Custom Automatic Animation Rigging in Maya LT

(Side note: For those that don’t know the pipeline and definitions for animating a 3D character, a simplified version of this is below:

  1. Create the mesh – Create the 3D polygon mesh for the character.

  2. Create a skeleton – A virtual skeleton has to be created in side the character’s mesh, each joint in the skeleton needs to be named, positioned, and orientated.

  3. Skinning – This process is where the 3D mesh is attached to the skeleton, it is where an artist chooses which parts of the mesh and moved by which joints.

  4. Rigging – We don’t animate the skeleton directly, instead we create a series of controls around the character and animate these instead, think of it like 3D puppeteering.)


This week we were thinking about this and how hard it would be to re-target animations between each character, because if they all have the same skeleton then potentially they could all share animations, reducing the amount of animations we would have to create. This would also mean that we would only have to actually rig a couple of characters for animation, instead of all of them, reducing the time cost even more.
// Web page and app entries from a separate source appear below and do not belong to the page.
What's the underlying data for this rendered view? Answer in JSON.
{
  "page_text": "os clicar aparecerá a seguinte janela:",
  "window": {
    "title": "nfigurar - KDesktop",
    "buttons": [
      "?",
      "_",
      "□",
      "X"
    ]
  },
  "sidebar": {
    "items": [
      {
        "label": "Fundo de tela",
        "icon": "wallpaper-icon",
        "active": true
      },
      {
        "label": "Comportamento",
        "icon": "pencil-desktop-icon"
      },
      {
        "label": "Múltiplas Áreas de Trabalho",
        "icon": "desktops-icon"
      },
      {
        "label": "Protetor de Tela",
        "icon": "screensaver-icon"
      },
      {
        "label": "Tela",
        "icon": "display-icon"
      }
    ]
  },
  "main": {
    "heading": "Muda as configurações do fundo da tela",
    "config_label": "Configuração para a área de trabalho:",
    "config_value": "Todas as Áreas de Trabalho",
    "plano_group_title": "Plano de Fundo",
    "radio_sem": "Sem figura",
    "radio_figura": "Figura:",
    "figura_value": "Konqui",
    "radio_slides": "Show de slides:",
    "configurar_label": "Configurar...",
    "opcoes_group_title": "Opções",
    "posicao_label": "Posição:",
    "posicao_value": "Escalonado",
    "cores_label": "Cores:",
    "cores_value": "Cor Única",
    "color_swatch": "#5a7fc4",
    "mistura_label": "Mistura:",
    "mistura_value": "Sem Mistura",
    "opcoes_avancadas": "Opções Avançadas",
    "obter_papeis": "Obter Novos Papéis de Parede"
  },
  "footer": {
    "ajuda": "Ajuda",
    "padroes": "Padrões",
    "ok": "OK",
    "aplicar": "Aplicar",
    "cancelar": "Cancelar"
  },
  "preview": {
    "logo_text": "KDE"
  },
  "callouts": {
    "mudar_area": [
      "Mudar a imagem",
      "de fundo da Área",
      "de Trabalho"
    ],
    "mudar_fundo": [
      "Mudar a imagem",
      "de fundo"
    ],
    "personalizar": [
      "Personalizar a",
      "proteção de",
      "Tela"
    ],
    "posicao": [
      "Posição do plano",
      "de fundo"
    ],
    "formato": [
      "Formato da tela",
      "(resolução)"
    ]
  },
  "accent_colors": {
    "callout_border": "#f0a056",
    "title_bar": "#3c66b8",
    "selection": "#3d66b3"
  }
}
The Unreal Engine has a few animation retargetting options, but if all the characters have the same skeleton then they can share the same UE4 skeleton asset and therefore animations (see this tutorial here). So to test this we through together a quick run animation on the new Buck character, because he was already rigged for animation. And then in the Unreal Engine we tried running this one animation on both Buck and Dirk (as Dirk was already skinned), and thankfully it was success!


Buck and Dirk Running in UE4

However Buck and Dirk’s skeletons are very similar in terms of each joint’s position, so we still needed to test this on a more extreme scenario. Jon had already completed the infected horde models, and there is a tall infected now, a skeleton in this model would be quite different from Buck and Dirk’s. So we spent a day creating a skeleton for the tall infected horde character and skinning the character to this skeleton. And then in the Unreal Engine we could test the run animation on this tall infected character.


All characters animating with one animation

With this new pipeline were should be able to dramatically reduce the complexity and the time involved in creating animations for You’re Doomed, and I can’t wait to have these final characters in the game. The next few weeks are going to be super exciting.

See you all next week,

Jules.